How much exercise?
NHS Scotland recommend at least 150 minutes of moderate intensity physical activity per week (or 75 minutes of vigorous physical activity per week), as well as strengthening activities on at least 2 days of the week. However, it is important to pace yourself and this can be split into 5-10 minute sessions spread out during the day.
What type of exercise?
Low impact exercises are best for patients with arthritis – this is exercise which places less strain on the joints e.g. swimming or cycling. You should build up your exercise gradually which will slowly improve fitness levels and help prevent injury as your body gets used to exercising. You should also ‘warm up’ the muscles by carrying out some gentle movements/ stretching exercises before activity and ‘warm down’ at the end of the session in a similar manner.
There are 3 types of exercise that are recommended for patients with arthritis:
Stretching exercises – range of movement exercises such as yoga. You should move the joint as far as you can until you feel a stretch in the muscle. Hold for 5-10 seconds then relax. Repeat 5-10 times if you can.
Strengthening exercises – exercise against resistance e.g. Pilates. Strengthening exercises should be started slowly and the number of repetitions built up gradually.
Fitness exercises – e.g. walking, swimming, cycling, fitness classes, hydrotherapy
It is normal to experience some muscle soreness during exercise but you should stop if you have any sudden or severe pain in the muscles or joints. If you notice your joints become more swollen following exercise leave the strengthening exercises until the joints have settled down again. You can continue the stretching exercises but do these gently and reduce the number of repetitions.
The key is to set realistic goals and to choose a form of exercise that you enjoy. Your Rheumatologist or GP may be able to provide further advice or refer you on to a physiotherapist to provide individualised exercises.

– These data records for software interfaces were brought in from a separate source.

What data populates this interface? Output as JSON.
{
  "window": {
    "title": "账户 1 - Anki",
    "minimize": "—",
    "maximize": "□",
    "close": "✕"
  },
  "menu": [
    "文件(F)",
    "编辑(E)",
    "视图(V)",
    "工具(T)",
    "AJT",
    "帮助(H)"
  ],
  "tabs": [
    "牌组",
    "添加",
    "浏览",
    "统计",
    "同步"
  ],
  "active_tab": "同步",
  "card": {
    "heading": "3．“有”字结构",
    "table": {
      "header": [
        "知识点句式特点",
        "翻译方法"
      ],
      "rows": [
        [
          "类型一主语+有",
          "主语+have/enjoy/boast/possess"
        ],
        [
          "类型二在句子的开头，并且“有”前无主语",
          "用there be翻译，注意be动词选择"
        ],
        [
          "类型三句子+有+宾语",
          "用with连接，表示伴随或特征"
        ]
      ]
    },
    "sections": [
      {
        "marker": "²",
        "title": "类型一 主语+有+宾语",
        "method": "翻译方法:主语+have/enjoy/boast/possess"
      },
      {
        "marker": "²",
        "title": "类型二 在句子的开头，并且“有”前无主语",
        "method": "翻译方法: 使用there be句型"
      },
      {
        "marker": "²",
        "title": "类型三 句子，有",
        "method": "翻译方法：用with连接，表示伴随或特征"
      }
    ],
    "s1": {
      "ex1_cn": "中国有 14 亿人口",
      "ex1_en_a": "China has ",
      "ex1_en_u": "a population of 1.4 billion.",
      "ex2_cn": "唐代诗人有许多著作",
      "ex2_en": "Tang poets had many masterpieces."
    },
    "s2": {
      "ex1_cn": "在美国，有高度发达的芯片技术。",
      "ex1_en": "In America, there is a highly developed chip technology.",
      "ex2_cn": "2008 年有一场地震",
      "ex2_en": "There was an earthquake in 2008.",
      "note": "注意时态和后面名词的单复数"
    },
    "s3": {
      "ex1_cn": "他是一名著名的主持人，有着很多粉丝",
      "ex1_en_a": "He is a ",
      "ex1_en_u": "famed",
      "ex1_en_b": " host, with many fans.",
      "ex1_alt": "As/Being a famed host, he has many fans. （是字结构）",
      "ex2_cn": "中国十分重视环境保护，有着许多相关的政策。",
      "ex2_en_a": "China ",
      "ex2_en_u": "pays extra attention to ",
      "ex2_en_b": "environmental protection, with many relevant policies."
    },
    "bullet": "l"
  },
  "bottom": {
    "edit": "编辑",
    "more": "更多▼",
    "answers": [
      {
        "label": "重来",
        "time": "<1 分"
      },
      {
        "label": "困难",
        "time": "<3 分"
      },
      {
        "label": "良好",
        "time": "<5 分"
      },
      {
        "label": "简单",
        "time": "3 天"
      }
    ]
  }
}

In partnership with NHS Lothian, Edinburgh Leisure also offer a free structured physical activity programme called ‘Fit For Health’ designed for those aged 16+ with a long term health condition. Your health professional can decide if you are suitable for the Fit For Health programme and if so they can complete a referral form. The following video provides further information: